Why exactly do NeoCons hate France? After all, for anyone who has studied or lived in France, as I have, it is apparent that France does in fact have a strong conservative tradition, one could argue, even stronger than the one in the U.S. France has its problems – like any country, especially its liberal media and bureaucracies – but it certainly does not deserve the unhinged neocon propaganda it receives.
Neocon Denis Boyles, French-hater par excellence, author of boilerplate articles and book Vile France: Fear, Duplicity, Cowardice and Cheese, rants about the current election in France over at National Review. Unsurprisingly, he is disappointed that the neobliberal Francois “I am a Clintonian” Bayrou probably will not make the final round in the election. He says:

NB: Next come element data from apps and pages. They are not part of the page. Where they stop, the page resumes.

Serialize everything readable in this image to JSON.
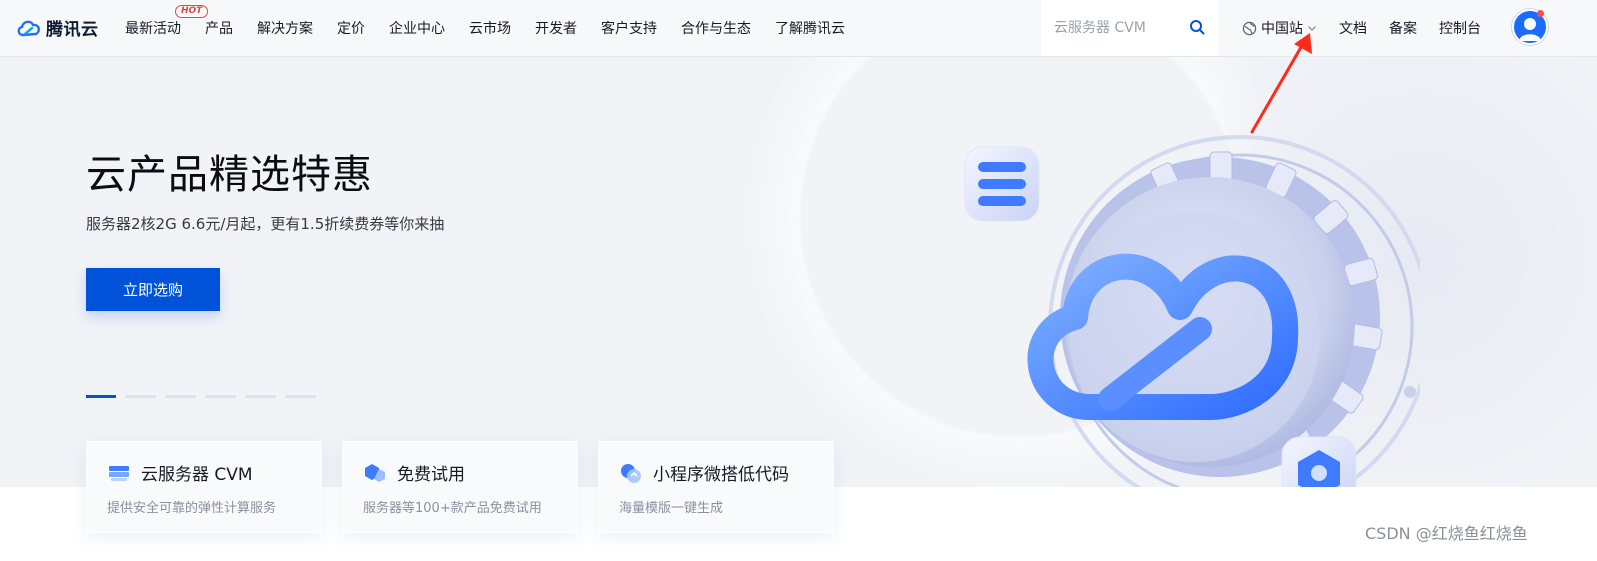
{
  "header": {
    "logo_text": "腾讯云",
    "nav": [
      {
        "label": "最新活动",
        "badge": "HOT"
      },
      {
        "label": "产品"
      },
      {
        "label": "解决方案"
      },
      {
        "label": "定价"
      },
      {
        "label": "企业中心"
      },
      {
        "label": "云市场"
      },
      {
        "label": "开发者"
      },
      {
        "label": "客户支持"
      },
      {
        "label": "合作与生态"
      },
      {
        "label": "了解腾讯云"
      }
    ],
    "search": {
      "placeholder": "云服务器 CVM"
    },
    "site_switch": "中国站",
    "links": [
      "文档",
      "备案",
      "控制台"
    ]
  },
  "hero": {
    "title": "云产品精选特惠",
    "subtitle": "服务器2核2G 6.6元/月起，更有1.5折续费券等你来抽",
    "cta": "立即选购",
    "slides_total": 6,
    "slide_active": 1
  },
  "cards": [
    {
      "title": "云服务器 CVM",
      "desc": "提供安全可靠的弹性计算服务",
      "icon": "server-icon"
    },
    {
      "title": "免费试用",
      "desc": "服务器等100+款产品免费试用",
      "icon": "cube-icon"
    },
    {
      "title": "小程序微搭低代码",
      "desc": "海量模版一键生成",
      "icon": "code-icon"
    }
  ],
  "watermark": "CSDN @红烧鱼红烧鱼",
  "colors": {
    "brand": "#0052d9",
    "hot": "#e54545",
    "annotation_arrow": "#ff2a1a"
  }
}
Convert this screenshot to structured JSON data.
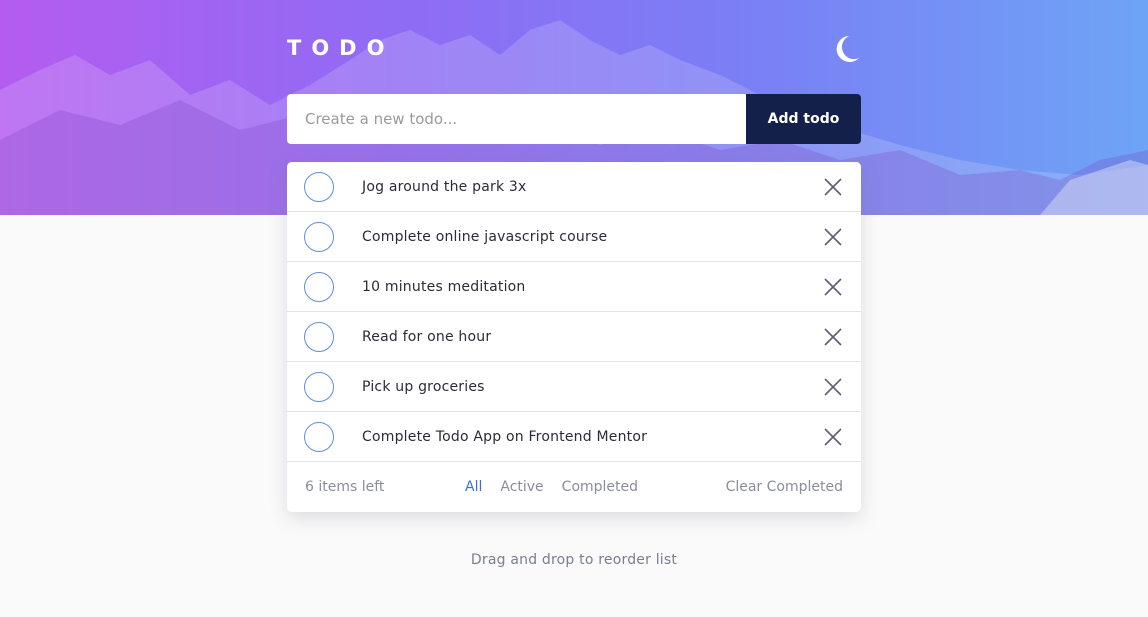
{
  "colors": {
    "accent": "#3b6fd8",
    "button_bg": "#13214a",
    "circle_border": "#5f8fd8"
  },
  "header": {
    "title": "TODO",
    "theme_icon": "moon-icon"
  },
  "new_todo": {
    "placeholder": "Create a new todo...",
    "add_label": "Add todo"
  },
  "todos": [
    {
      "text": "Jog around the park 3x"
    },
    {
      "text": "Complete online javascript course"
    },
    {
      "text": "10 minutes meditation"
    },
    {
      "text": "Read for one hour"
    },
    {
      "text": "Pick up groceries"
    },
    {
      "text": "Complete Todo App on Frontend Mentor"
    }
  ],
  "footer": {
    "items_left": "6 items left",
    "filters": [
      "All",
      "Active",
      "Completed"
    ],
    "active_filter": "All",
    "clear_label": "Clear Completed"
  },
  "hint": "Drag and drop to reorder list"
}
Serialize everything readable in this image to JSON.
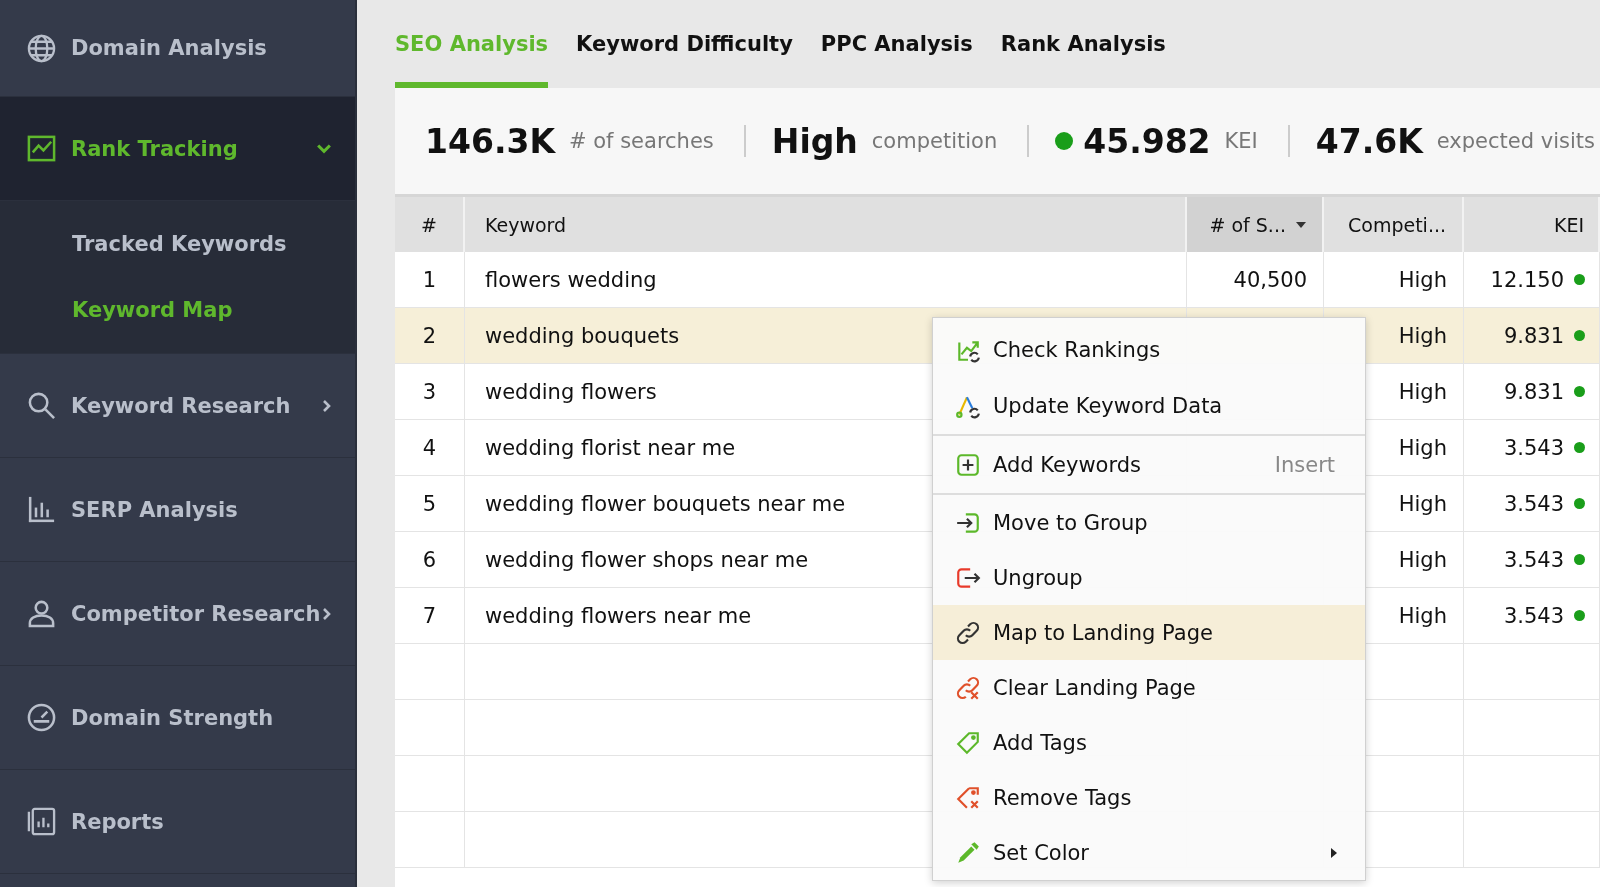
{
  "sidebar": {
    "items": [
      {
        "label": "Domain Analysis",
        "selected": false,
        "expanded": false,
        "submenu": false
      },
      {
        "label": "Rank Tracking",
        "selected": true,
        "expanded": true,
        "children": [
          {
            "label": "Tracked Keywords",
            "selected": false
          },
          {
            "label": "Keyword Map",
            "selected": true
          }
        ]
      },
      {
        "label": "Keyword Research",
        "selected": false,
        "expanded": false,
        "submenu": true
      },
      {
        "label": "SERP Analysis",
        "selected": false,
        "expanded": false,
        "submenu": false
      },
      {
        "label": "Competitor Research",
        "selected": false,
        "expanded": false,
        "submenu": true
      },
      {
        "label": "Domain Strength",
        "selected": false,
        "expanded": false,
        "submenu": false
      },
      {
        "label": "Reports",
        "selected": false,
        "expanded": false,
        "submenu": false
      }
    ]
  },
  "tabs": [
    {
      "label": "SEO Analysis",
      "selected": true
    },
    {
      "label": "Keyword Difficulty",
      "selected": false
    },
    {
      "label": "PPC Analysis",
      "selected": false
    },
    {
      "label": "Rank Analysis",
      "selected": false
    }
  ],
  "stats": [
    {
      "value": "146.3K",
      "label": "# of searches"
    },
    {
      "value": "High",
      "label": "competition"
    },
    {
      "value": "45.982",
      "label": "KEI",
      "color": "#1a9e1a"
    },
    {
      "value": "47.6K",
      "label": "expected visits"
    }
  ],
  "table": {
    "columns": [
      "#",
      "Keyword",
      "# of S...",
      "Competi...",
      "KEI"
    ],
    "rows": [
      {
        "num": "1",
        "keyword": "flowers wedding",
        "searches": "40,500",
        "competition": "High",
        "kei": "12.150",
        "selected": false
      },
      {
        "num": "2",
        "keyword": "wedding bouquets",
        "competition": "High",
        "kei": "9.831",
        "selected": true
      },
      {
        "num": "3",
        "keyword": "wedding flowers",
        "competition": "High",
        "kei": "9.831",
        "selected": false
      },
      {
        "num": "4",
        "keyword": "wedding florist near me",
        "competition": "High",
        "kei": "3.543",
        "selected": false
      },
      {
        "num": "5",
        "keyword": "wedding flower bouquets near me",
        "competition": "High",
        "kei": "3.543",
        "selected": false
      },
      {
        "num": "6",
        "keyword": "wedding flower shops near me",
        "competition": "High",
        "kei": "3.543",
        "selected": false
      },
      {
        "num": "7",
        "keyword": "wedding flowers near me",
        "competition": "High",
        "kei": "3.543",
        "selected": false
      }
    ]
  },
  "context_menu": {
    "items": [
      {
        "label": "Check Rankings",
        "selected": false,
        "separator_after": false
      },
      {
        "label": "Update Keyword Data",
        "selected": false,
        "separator_after": true
      },
      {
        "label": "Add Keywords",
        "shortcut": "Insert",
        "selected": false,
        "separator_after": true
      },
      {
        "label": "Move to Group",
        "selected": false,
        "separator_after": false
      },
      {
        "label": "Ungroup",
        "selected": false,
        "separator_after": false
      },
      {
        "label": "Map to Landing Page",
        "selected": true,
        "separator_after": false
      },
      {
        "label": "Clear Landing Page",
        "selected": false,
        "separator_after": false
      },
      {
        "label": "Add Tags",
        "selected": false,
        "separator_after": false
      },
      {
        "label": "Remove Tags",
        "selected": false,
        "separator_after": false
      },
      {
        "label": "Set Color",
        "selected": false,
        "separator_after": false,
        "submenu": true
      }
    ]
  }
}
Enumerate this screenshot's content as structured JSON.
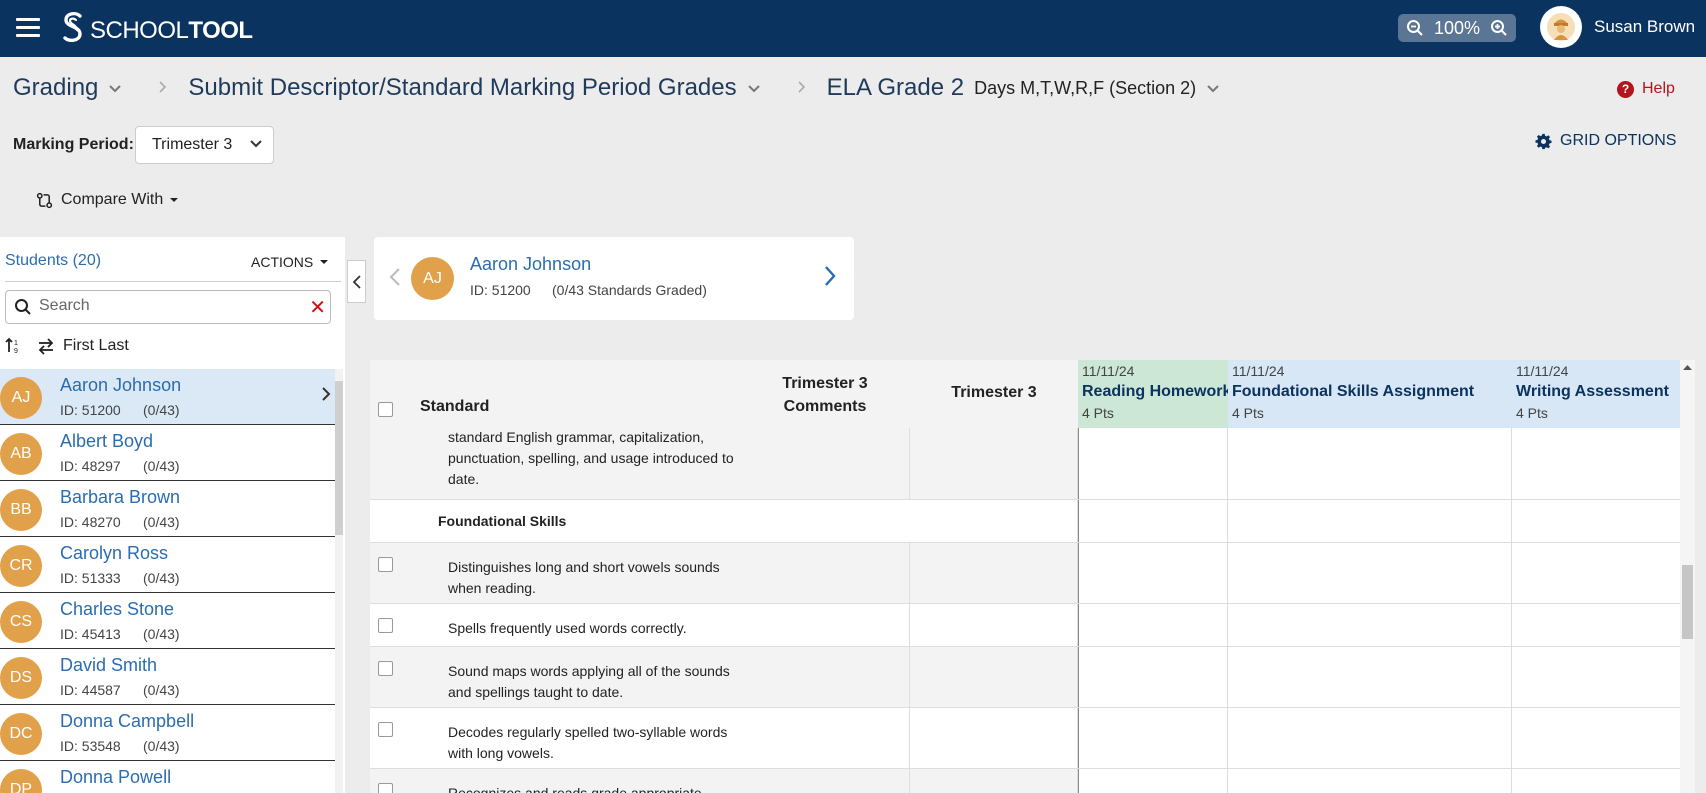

“Only a Bayrou-Sarkozy contest will force the center-left and the center-right to stake out genuine differences. Sarkozy trails in that projected contest, but what his campaign should be about â€” creating fundamental change â€” is best suited not only to his real personality but more importantly to a pursuit of a mandate for change.”
Following Burke, shouldn’t conservatives be skeptical of unbridled change? Or shouldn’t we at least give reasons for it, and not just blindly celebrate it?
And in an ideal world, what change would Boyles like?
(1) For France to become an obsequious client state in a neocon global empire?
(2) Of course, globalization, globalization, globalization. Suicidal free trade, etc?
(3) For France to relinquish any pride in her traditions (especially those conservative ones, against which the neocons have declared war)?
Of course, if National Review were conservative – which it is not – it would come out in support of Le Pen, the only real conservative in the race. But Bayrou barely mentions him in his article.
The typical neocon / neoliberal dismissal of Le Pen is that he is a “socialist.” If this were true, which it is not, it would not automatically disqualify him from being a conservative. This type of economic reductionism practiced by Republicans, the building of a political philosophy upon an economic system, is more reminiscent of Marxism than conservatism. For any real conservative, tradition, family, and ancestors should matter more than ideological adherence to an economic system. Le Pen is a real conservative because he has an interest in conserving, i.e. preserving, France, the French and their totemic traditions.
Paut Gottfried has recently written – and he is correct – that authentic conservatives in the U.S. should be looking at the Front National for inspiration. Even though we may not follow it point for point – Americans definitely would want a more decentralized variant – it certainly passes as more conservative than the Republican Party, arch-defender of neoliberal corporate globalism.
So why do the neocons hate France? Chilton Williamson, although writing about John J. Miller, hits the nail on the head, and could be discussing almost all neocons, when he writes:
“Miller and his co-author (an old school chum who teaches history at Seton Hall University), are very angry with France and with the French. The proximate reason is President Chiracâ€™s opposition to the Iraq War. An amazing list of more distant reasons is also adduced, ranging from the French-Indian Wars of the late seventeenth and eighteenth centuries, the XYZ and Citizen Genet Affairs of the 1790s, Napoleonâ€™s insults to the young American republic, Napoleon IIIâ€™s contemplated support of the Confederacy and his invasion of Mexico (perhaps if heâ€™d won, the Border Patrol would today be arresting Frenchmen in berets along the U.S.-Mexican border?), Clemenceauâ€™s bamboozling of President Wilson at Versailles, Jean-Paul Sartre, Charles De Gaulle, and Deconstructionism.
Only at the conclusion of the book, with its coy references to the French peopleâ€™s â€œhistoric levels of anti-Semitic sentimentâ€ and the French governmentâ€™s failure â€œto grapple with a rising tide of anti-Semitic sentiment,â€ are we given a hint at what is really eating the authors. “
Of course, the French are not truly anti-semitic, unless of course by “anti-semitism” one means criticism of Israel, under which charge about half of American Jews would be found guilty. But since the Suez Canal crisis, the French have been a little more pragmatic and patriotic (i.e. concerned with what actually is in France’s interest), which is bound to upset any neocon itching for perpetual war in the Middle East.
It is also amusing that the anti-French neocons are in fact the modern manifestation of the Jacobins: armed with liberal abstractions, they are prepared to transform the world to liberal democracy. And, simultaneously, they denounce the French conservative tradition, which is skeptical of this Jacobin nonsense.
The neocon hatred of France is about one issue and one issue only: Israel. It has nothing to do with France’s political and intellectual traditions.